12. If the seller is not helpful, you can open up a case within 45 days after your purchase date. You will not be able to open a case after 45 days, so try contacting the seller on day 40 (that’s what I do) and if you haven’t heard from them by day 42, tell them you will be opening a case the next day. The case can remain open for 20 days, whilst you and the seller try to resolve the issue (whether it’s a lost parcel or you received the wrong item or the item is broken etc). If you and the seller are not able to come to an agreement, you can escalate it and ask eBay to rule on your case. Once you have opened a case, your case will be visible under your ‘Resolution Center’.
13. Remember to leave feedback on your transaction, this really helps the seller out (especially if it’s positive feedback). As mentioned above, if you received a counterfeit product or the seller was really unhelpful, then leave negative feedback and warn potential buyers (but don’t be mean about it).
I have never purchased anything on Amazon, as I have found eBay usually has way more products and sellers to choose from.
Etsy is the handmade version of eBay, by this I mean that Etsy sellers mostly sell handmade products. The same ‘rules’ apply for Etsy i.e. check if they ship to SA, leave feedback on your transaction, pay using PayPal etc.
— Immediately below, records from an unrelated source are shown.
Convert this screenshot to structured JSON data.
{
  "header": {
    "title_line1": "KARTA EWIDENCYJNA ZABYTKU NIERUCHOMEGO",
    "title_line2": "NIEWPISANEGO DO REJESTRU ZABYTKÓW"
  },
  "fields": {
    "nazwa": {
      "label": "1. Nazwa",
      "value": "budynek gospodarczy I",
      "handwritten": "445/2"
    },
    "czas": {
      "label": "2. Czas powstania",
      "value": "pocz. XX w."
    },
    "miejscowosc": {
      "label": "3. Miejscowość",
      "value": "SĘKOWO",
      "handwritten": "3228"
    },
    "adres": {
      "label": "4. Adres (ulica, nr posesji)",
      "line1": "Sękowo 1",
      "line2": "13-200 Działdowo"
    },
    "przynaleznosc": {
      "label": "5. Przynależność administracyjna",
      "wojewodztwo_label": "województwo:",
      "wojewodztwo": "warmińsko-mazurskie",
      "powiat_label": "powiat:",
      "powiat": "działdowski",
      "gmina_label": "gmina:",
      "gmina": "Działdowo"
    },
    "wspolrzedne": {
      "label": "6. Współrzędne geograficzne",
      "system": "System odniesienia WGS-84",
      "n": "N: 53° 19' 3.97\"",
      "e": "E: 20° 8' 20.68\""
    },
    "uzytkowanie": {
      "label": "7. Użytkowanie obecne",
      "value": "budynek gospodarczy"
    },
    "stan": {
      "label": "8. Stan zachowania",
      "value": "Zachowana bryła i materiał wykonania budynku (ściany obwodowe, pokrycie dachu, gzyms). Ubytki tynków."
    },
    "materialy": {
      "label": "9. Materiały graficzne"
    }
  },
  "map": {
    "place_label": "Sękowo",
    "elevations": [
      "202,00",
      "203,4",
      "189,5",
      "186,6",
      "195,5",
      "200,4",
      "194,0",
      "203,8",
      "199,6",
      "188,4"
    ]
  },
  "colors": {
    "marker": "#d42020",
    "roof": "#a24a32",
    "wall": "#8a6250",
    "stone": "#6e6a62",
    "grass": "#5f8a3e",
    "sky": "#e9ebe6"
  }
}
One thing you need to be weary of when it comes to Etsy, is whether the seller accepts responsibility for lost parcels. Because these sellers are mostly individuals (a person, and not a company), a lot of the time they will not accept responsibility if your parcel is lost or stolen. I learned this the hard way and lost out on a good amount of money when I placed a large order with a certain seller, and their shop policy said they don’t accept responsibility for lost or stolen parcels. Now, I always check Etsy sellers’ shop policies before I even contemplate ordering anything from them.
Etsy is an AMAZING website to find cute & quirky items, so don’t let my one little experience put you off.
I don’t think I have forgotten anything…but if I do think of anything else I want to add, I’ll add it and will then let you guys know on Facebook and Twitter. Tomorrow’s blog post will be shorter than this one (thank goodness, as I have little stubs for fingers after all this typing) and will feature all my favourite eBay sellers and online shopping websites (local and international).
If you have any questions regarding online shopping, please ask me in the comments section below. I am happy to help in any way I can!